WASHINGTON -- Supporters of District voting rights in Congress have their hopes raised now that the issue is back before the Senate.
"I think the votes are there. I think it's going to pass the Senate," Sen. Orrin G. Hatch (R-Utah), told the Washington Post. Hatch is sponsoring the bill with Sen. Joe Lieberman (I-Conn.). His state would receive an additional House vote if the legislation is passed.
But the history of this effort is not filled with victory celebrations. A similar effort failed just two years ago, and it's uncertain whether the additional seats Democrats picked up last fall will provide enough votes to get it through.
Not only that, opponents argue strongly that giving the federal city a vote in the House -- as this bill intends -- would be unconstitutional. The Founding Fathers specified that such direct-representation would be given only to the "people of the several states," and the District is not a state.
While the legislation is also expected to be put through the House, the biggest obstacle is in the Senate, where it will take at least 60 votes in order to avoid a filibuster. And we all know how long-winded politicians can be...
“Our present count indicates that we have the 60 votes necessary to invoke cloture and begin the debate on (the voting rights legislation),” Eleanor Holmes Norton said. “By Wednesday, we expect the Senate to begin debate on (the bill), which will then be open to amendments."
The Washington Post believes that at least 55 Democrats in the Senate are likely to vote in favor and that at least two senators are expected to vote no. Sen. Robert Byrd (W.Va.) and Sen. Max Baucus (Mont.), we're looking in your direction. The other may be Sen. Ted Kennedy (Mass.), who is still recovering from serious health problems.

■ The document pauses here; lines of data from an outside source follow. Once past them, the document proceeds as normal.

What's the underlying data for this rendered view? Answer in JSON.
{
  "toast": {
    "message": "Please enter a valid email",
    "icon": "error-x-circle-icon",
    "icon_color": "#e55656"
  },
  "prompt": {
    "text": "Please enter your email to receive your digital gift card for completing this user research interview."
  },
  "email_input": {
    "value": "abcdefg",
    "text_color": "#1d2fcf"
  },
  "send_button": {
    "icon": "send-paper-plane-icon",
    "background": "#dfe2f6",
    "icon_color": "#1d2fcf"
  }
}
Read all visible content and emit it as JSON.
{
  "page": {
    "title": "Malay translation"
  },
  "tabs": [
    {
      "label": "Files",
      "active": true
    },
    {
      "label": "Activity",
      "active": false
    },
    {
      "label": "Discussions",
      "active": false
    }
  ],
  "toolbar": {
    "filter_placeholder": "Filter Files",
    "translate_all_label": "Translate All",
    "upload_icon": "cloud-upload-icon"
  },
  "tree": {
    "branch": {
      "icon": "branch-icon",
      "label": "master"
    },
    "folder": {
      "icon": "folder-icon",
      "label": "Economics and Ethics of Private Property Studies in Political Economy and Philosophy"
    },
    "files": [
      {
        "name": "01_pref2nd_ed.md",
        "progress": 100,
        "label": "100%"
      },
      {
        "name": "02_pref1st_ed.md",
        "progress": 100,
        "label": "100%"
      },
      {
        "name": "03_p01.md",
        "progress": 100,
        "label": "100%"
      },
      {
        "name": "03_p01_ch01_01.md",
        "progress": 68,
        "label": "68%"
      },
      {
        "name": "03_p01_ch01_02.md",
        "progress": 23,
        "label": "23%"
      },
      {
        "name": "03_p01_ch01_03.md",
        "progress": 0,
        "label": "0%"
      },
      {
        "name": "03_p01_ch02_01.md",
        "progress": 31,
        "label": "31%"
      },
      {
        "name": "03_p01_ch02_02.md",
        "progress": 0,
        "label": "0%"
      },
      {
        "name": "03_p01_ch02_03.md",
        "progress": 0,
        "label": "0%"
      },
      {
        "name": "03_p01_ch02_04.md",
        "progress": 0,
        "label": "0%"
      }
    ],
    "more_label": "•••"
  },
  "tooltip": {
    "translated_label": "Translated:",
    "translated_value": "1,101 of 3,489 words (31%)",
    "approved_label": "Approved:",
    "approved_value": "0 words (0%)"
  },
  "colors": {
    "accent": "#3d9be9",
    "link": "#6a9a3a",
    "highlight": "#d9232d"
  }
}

Meanwhile, DC Vote is holding a National Call-In Day. The goal: let your senator know D.C. needs its voting rights. Click here for all the information.